[Records from a data collection]
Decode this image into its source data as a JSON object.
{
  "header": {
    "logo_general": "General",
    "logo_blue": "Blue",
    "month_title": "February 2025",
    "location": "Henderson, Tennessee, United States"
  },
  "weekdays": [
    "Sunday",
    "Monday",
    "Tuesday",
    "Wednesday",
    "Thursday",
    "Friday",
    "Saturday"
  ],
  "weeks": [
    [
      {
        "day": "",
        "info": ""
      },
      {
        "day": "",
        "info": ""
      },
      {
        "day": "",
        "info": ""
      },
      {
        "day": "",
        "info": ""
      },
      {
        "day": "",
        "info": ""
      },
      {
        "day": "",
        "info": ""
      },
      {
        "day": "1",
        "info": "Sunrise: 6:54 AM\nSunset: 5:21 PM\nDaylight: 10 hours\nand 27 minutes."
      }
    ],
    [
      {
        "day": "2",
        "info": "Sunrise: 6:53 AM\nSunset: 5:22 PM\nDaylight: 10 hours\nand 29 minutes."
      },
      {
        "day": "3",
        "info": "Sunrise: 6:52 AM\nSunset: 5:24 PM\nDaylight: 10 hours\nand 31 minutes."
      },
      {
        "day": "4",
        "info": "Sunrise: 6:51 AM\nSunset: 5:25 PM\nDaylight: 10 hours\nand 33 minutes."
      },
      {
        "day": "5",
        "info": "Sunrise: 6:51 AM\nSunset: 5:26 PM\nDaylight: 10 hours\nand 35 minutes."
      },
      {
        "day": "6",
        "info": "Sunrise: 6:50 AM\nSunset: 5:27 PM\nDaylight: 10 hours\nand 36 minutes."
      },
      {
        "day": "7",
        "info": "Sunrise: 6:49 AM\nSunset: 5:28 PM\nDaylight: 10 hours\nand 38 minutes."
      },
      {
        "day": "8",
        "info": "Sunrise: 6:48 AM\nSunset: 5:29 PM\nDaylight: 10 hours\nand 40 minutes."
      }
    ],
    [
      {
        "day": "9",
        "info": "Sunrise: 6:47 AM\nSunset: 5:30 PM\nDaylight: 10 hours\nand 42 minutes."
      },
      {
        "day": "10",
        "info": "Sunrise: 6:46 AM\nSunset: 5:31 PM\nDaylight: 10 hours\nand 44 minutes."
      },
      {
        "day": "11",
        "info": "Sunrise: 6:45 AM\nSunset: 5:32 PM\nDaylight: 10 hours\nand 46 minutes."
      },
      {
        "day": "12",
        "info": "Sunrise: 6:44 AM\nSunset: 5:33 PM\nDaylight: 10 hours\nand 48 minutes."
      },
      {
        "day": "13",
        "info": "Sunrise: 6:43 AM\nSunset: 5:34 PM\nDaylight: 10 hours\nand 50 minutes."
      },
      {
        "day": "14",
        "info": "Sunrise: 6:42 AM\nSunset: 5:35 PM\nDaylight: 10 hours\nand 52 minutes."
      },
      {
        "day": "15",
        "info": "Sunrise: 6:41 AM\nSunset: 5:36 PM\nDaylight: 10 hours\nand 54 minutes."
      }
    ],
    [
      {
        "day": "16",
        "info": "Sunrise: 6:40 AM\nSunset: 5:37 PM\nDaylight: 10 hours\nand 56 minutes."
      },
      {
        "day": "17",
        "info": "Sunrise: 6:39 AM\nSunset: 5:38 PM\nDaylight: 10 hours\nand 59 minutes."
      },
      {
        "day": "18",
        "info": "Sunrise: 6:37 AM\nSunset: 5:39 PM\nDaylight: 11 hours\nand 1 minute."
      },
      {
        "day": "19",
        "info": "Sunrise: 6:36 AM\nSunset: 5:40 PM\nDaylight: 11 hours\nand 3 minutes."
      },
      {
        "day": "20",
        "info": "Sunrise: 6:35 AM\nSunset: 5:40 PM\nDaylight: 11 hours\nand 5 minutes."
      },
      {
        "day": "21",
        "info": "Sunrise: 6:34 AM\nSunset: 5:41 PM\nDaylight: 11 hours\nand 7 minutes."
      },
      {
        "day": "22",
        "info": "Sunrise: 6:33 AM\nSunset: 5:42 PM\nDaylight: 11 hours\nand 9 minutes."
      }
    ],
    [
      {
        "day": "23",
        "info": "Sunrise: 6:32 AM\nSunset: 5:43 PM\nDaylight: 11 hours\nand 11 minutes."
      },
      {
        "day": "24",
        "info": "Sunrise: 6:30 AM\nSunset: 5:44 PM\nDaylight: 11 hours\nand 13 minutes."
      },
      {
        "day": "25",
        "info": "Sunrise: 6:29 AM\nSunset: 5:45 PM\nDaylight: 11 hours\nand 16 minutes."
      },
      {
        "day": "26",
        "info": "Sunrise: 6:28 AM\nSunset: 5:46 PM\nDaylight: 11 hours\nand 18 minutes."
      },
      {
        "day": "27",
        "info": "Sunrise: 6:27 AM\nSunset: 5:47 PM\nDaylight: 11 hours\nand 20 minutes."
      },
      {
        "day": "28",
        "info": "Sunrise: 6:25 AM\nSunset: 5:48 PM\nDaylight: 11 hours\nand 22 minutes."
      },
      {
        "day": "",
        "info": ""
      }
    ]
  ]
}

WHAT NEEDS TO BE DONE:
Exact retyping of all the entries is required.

SOLVED EXERCISE:
Decode this image into its source data as a JSON object.
{
  "header": {
    "logo_general": "General",
    "logo_blue": "Blue",
    "month_title": "February 2025",
    "location": "Henderson, Tennessee, United States"
  },
  "weekdays": [
    "Sunday",
    "Monday",
    "Tuesday",
    "Wednesday",
    "Thursday",
    "Friday",
    "Saturday"
  ],
  "weeks": [
    [
      {
        "day": "",
        "info": ""
      },
      {
        "day": "",
        "info": ""
      },
      {
        "day": "",
        "info": ""
      },
      {
        "day": "",
        "info": ""
      },
      {
        "day": "",
        "info": ""
      },
      {
        "day": "",
        "info": ""
      },
      {
        "day": "1",
        "info": "Sunrise: 6:54 AM\nSunset: 5:21 PM\nDaylight: 10 hours\nand 27 minutes."
      }
    ],
    [
      {
        "day": "2",
        "info": "Sunrise: 6:53 AM\nSunset: 5:22 PM\nDaylight: 10 hours\nand 29 minutes."
      },
      {
        "day": "3",
        "info": "Sunrise: 6:52 AM\nSunset: 5:24 PM\nDaylight: 10 hours\nand 31 minutes."
      },
      {
        "day": "4",
        "info": "Sunrise: 6:51 AM\nSunset: 5:25 PM\nDaylight: 10 hours\nand 33 minutes."
      },
      {
        "day": "5",
        "info": "Sunrise: 6:51 AM\nSunset: 5:26 PM\nDaylight: 10 hours\nand 35 minutes."
      },
      {
        "day": "6",
        "info": "Sunrise: 6:50 AM\nSunset: 5:27 PM\nDaylight: 10 hours\nand 36 minutes."
      },
      {
        "day": "7",
        "info": "Sunrise: 6:49 AM\nSunset: 5:28 PM\nDaylight: 10 hours\nand 38 minutes."
      },
      {
        "day": "8",
        "info": "Sunrise: 6:48 AM\nSunset: 5:29 PM\nDaylight: 10 hours\nand 40 minutes."
      }
    ],
    [
      {
        "day": "9",
        "info": "Sunrise: 6:47 AM\nSunset: 5:30 PM\nDaylight: 10 hours\nand 42 minutes."
      },
      {
        "day": "10",
        "info": "Sunrise: 6:46 AM\nSunset: 5:31 PM\nDaylight: 10 hours\nand 44 minutes."
      },
      {
        "day": "11",
        "info": "Sunrise: 6:45 AM\nSunset: 5:32 PM\nDaylight: 10 hours\nand 46 minutes."
      },
      {
        "day": "12",
        "info": "Sunrise: 6:44 AM\nSunset: 5:33 PM\nDaylight: 10 hours\nand 48 minutes."
      },
      {
        "day": "13",
        "info": "Sunrise: 6:43 AM\nSunset: 5:34 PM\nDaylight: 10 hours\nand 50 minutes."
      },
      {
        "day": "14",
        "info": "Sunrise: 6:42 AM\nSunset: 5:35 PM\nDaylight: 10 hours\nand 52 minutes."
      },
      {
        "day": "15",
        "info": "Sunrise: 6:41 AM\nSunset: 5:36 PM\nDaylight: 10 hours\nand 54 minutes."
      }
    ],
    [
      {
        "day": "16",
        "info": "Sunrise: 6:40 AM\nSunset: 5:37 PM\nDaylight: 10 hours\nand 56 minutes."
      },
      {
        "day": "17",
        "info": "Sunrise: 6:39 AM\nSunset: 5:38 PM\nDaylight: 10 hours\nand 59 minutes."
      },
      {
        "day": "18",
        "info": "Sunrise: 6:37 AM\nSunset: 5:39 PM\nDaylight: 11 hours\nand 1 minute."
      },
      {
        "day": "19",
        "info": "Sunrise: 6:36 AM\nSunset: 5:40 PM\nDaylight: 11 hours\nand 3 minutes."
      },
      {
        "day": "20",
        "info": "Sunrise: 6:35 AM\nSunset: 5:40 PM\nDaylight: 11 hours\nand 5 minutes."
      },
      {
        "day": "21",
        "info": "Sunrise: 6:34 AM\nSunset: 5:41 PM\nDaylight: 11 hours\nand 7 minutes."
      },
      {
        "day": "22",
        "info": "Sunrise: 6:33 AM\nSunset: 5:42 PM\nDaylight: 11 hours\nand 9 minutes."
      }
    ],
    [
      {
        "day": "23",
        "info": "Sunrise: 6:32 AM\nSunset: 5:43 PM\nDaylight: 11 hours\nand 11 minutes."
      },
      {
        "day": "24",
        "info": "Sunrise: 6:30 AM\nSunset: 5:44 PM\nDaylight: 11 hours\nand 13 minutes."
      },
      {
        "day": "25",
        "info": "Sunrise: 6:29 AM\nSunset: 5:45 PM\nDaylight: 11 hours\nand 16 minutes."
      },
      {
        "day": "26",
        "info": "Sunrise: 6:28 AM\nSunset: 5:46 PM\nDaylight: 11 hours\nand 18 minutes."
      },
      {
        "day": "27",
        "info": "Sunrise: 6:27 AM\nSunset: 5:47 PM\nDaylight: 11 hours\nand 20 minutes."
      },
      {
        "day": "28",
        "info": "Sunrise: 6:25 AM\nSunset: 5:48 PM\nDaylight: 11 hours\nand 22 minutes."
      },
      {
        "day": "",
        "info": ""
      }
    ]
  ]
}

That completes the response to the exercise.